AVAILABLE DATA below:

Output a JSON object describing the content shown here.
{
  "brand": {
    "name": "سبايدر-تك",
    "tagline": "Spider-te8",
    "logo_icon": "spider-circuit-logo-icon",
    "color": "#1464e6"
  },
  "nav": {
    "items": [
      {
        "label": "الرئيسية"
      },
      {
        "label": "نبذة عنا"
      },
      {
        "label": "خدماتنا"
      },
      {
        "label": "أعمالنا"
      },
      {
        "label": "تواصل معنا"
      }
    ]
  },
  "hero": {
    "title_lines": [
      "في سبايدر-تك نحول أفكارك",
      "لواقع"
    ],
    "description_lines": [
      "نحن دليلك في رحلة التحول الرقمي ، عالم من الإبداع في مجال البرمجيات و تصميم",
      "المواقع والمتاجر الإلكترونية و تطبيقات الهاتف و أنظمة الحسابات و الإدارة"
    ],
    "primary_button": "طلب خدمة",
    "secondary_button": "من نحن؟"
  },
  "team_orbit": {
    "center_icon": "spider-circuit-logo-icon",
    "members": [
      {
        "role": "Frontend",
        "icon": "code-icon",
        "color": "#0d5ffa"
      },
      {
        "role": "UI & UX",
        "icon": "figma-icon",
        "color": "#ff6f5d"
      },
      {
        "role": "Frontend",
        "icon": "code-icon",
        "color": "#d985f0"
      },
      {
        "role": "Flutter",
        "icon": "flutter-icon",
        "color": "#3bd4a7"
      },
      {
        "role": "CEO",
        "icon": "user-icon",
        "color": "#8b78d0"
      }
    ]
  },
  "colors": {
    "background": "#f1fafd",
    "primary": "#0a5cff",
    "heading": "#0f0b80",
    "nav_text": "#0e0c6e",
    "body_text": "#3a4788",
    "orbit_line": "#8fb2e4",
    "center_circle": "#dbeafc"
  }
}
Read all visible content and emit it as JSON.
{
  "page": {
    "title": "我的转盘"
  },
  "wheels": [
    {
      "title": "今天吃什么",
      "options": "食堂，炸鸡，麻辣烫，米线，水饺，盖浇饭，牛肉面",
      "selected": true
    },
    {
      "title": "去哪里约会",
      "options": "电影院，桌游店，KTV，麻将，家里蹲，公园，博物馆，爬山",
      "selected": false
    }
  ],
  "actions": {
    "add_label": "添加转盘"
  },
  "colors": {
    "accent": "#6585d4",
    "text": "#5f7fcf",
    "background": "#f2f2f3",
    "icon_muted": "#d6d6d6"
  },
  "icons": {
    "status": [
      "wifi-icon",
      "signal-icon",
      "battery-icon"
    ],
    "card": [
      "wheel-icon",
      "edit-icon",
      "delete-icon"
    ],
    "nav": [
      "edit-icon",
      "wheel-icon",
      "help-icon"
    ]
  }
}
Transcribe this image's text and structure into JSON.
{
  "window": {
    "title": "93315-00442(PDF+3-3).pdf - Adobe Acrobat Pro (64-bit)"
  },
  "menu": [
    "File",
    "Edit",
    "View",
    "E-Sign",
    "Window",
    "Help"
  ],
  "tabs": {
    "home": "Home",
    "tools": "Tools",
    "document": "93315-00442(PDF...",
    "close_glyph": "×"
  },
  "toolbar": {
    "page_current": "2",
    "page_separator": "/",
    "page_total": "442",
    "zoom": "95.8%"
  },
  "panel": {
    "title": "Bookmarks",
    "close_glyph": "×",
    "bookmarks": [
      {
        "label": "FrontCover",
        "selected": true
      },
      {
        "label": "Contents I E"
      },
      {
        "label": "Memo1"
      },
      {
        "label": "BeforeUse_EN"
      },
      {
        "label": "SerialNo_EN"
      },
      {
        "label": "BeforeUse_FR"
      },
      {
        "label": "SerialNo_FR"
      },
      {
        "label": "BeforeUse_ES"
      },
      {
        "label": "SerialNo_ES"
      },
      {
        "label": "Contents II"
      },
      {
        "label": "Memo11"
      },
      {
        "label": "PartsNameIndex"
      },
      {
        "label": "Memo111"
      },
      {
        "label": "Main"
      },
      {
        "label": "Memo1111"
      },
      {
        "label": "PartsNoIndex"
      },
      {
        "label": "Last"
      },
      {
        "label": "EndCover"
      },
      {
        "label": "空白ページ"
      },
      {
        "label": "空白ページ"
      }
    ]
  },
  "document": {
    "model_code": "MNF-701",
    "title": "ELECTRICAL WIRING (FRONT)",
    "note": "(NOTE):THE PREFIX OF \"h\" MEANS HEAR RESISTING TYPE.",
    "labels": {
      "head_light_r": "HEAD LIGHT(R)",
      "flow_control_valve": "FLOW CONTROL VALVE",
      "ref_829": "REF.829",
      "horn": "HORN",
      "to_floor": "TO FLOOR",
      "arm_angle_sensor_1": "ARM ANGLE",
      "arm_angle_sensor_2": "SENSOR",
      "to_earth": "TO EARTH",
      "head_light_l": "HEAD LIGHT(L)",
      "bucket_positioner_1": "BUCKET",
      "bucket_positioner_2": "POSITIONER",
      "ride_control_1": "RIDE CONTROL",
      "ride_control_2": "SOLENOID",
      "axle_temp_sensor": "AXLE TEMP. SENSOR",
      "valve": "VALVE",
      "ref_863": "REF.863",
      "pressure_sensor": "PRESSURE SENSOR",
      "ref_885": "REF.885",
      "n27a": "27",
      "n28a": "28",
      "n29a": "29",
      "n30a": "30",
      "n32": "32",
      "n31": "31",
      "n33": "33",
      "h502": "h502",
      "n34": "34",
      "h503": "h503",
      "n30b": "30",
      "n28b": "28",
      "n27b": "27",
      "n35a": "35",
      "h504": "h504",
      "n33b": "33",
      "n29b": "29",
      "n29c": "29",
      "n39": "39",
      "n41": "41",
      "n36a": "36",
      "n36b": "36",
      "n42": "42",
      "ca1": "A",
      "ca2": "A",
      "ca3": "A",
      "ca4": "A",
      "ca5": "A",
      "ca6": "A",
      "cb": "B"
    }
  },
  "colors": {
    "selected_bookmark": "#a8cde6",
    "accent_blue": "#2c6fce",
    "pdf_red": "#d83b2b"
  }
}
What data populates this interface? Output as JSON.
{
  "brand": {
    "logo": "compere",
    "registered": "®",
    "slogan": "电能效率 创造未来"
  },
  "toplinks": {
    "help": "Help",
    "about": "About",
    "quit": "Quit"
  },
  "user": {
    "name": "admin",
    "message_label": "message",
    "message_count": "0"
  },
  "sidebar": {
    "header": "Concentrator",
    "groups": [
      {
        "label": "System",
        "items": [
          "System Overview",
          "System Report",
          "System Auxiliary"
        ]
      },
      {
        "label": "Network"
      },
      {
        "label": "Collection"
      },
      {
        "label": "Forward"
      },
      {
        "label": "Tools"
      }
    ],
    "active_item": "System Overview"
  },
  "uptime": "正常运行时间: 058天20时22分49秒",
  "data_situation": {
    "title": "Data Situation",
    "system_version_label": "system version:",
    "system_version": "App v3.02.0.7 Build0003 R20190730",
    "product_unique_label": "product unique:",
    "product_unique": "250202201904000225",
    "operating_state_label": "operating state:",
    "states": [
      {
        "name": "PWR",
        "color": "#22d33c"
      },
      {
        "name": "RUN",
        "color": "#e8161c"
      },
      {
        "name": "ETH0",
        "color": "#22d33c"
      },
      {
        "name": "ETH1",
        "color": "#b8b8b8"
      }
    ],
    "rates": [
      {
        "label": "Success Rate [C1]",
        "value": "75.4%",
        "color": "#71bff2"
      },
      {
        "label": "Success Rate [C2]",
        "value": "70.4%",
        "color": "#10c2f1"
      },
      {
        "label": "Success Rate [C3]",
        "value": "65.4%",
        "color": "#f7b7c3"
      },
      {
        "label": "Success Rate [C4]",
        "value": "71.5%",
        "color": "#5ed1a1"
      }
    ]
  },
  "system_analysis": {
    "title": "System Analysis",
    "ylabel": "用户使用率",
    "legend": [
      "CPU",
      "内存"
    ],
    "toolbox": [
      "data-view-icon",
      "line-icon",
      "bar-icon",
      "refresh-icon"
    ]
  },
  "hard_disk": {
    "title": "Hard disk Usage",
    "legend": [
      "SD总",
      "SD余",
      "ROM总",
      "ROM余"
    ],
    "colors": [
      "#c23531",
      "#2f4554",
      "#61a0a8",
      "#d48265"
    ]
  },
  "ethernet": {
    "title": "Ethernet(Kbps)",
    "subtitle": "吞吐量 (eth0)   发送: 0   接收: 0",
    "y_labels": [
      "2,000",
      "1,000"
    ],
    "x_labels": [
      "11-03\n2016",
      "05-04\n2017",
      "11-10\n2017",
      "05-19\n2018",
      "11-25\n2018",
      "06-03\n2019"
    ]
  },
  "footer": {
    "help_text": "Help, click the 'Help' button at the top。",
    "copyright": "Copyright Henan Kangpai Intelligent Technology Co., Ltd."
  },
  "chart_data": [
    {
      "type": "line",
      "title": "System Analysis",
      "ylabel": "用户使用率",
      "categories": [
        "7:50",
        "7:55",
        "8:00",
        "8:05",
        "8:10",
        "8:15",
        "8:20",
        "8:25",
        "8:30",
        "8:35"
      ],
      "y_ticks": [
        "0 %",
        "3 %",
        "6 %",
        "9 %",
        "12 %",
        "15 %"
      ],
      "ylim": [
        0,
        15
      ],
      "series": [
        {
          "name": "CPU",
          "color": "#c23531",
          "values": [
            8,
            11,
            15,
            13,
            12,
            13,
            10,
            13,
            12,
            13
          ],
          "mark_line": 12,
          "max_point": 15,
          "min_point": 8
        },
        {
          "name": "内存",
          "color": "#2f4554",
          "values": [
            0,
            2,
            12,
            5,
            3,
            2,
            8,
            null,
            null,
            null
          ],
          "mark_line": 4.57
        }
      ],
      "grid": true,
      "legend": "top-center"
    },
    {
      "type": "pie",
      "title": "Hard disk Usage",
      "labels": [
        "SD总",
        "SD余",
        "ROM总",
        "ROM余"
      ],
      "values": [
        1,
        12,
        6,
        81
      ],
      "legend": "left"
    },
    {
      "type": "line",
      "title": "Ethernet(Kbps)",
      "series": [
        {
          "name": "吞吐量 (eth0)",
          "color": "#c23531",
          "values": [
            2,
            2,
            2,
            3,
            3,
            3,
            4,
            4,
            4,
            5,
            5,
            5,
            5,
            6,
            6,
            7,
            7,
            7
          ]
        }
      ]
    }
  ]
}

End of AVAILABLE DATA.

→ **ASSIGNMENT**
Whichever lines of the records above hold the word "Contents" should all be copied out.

→ **YOUR RESPONSE**
        "label": "Contents I E"
        "label": "Contents II"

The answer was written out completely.